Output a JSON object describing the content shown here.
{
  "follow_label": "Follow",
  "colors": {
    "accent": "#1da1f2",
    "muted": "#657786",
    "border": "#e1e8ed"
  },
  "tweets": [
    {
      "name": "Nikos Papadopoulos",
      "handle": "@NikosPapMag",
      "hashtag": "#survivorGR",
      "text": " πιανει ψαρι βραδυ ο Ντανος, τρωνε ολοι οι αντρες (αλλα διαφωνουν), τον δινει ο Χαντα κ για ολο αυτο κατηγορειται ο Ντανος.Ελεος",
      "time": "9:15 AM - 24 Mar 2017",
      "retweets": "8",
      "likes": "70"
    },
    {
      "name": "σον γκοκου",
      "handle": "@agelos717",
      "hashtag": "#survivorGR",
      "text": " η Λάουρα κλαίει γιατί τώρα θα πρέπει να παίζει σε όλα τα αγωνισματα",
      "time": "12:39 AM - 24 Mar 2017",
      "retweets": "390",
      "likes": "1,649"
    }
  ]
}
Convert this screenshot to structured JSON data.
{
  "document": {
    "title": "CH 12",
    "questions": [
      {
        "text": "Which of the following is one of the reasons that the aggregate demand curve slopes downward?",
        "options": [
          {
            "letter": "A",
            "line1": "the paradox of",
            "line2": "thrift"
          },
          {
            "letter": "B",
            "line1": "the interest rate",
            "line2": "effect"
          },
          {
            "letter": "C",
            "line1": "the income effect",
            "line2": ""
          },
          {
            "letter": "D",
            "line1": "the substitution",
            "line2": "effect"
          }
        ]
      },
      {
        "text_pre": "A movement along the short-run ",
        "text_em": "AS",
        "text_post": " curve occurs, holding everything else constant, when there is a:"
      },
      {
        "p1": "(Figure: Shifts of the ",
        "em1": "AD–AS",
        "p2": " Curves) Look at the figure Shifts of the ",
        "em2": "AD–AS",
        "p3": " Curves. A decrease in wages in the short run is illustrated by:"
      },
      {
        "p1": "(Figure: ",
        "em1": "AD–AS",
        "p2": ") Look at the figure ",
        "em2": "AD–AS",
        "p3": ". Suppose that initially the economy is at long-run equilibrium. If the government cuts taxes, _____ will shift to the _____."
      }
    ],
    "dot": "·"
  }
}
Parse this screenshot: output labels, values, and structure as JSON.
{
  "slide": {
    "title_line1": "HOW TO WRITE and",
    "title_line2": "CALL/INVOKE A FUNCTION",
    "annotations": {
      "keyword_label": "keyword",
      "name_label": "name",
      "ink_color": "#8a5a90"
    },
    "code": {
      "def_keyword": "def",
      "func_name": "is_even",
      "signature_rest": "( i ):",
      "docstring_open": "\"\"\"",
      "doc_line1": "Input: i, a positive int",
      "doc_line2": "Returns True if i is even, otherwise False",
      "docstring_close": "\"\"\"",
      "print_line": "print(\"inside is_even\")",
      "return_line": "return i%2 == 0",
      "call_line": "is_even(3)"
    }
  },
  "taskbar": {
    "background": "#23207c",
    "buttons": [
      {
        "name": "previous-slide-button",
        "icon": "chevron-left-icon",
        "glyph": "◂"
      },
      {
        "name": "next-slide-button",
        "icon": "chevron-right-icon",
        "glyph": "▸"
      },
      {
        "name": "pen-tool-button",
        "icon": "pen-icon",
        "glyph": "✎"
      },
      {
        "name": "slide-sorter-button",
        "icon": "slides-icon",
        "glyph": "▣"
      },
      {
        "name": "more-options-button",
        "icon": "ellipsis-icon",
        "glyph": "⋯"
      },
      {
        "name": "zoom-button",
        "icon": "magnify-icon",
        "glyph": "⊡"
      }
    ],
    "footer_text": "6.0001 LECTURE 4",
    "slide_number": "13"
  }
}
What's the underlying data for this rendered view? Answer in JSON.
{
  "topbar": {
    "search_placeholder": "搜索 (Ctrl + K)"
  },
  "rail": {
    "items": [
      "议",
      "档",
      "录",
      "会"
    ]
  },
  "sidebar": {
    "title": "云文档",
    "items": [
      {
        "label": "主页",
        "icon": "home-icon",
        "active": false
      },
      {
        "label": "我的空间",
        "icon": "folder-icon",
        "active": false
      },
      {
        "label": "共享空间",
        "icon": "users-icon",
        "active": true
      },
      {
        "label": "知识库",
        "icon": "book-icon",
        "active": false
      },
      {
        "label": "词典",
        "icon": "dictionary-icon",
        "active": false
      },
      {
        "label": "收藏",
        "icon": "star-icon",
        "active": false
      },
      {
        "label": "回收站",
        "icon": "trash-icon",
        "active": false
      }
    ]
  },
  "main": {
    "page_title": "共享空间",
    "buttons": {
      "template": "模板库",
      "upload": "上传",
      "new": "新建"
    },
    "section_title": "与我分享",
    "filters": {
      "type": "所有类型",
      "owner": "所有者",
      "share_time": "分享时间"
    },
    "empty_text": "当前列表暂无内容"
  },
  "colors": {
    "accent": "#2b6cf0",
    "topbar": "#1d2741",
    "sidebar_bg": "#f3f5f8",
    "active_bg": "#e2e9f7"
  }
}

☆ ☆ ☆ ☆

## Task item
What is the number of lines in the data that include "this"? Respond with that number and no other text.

## Reply to the task
3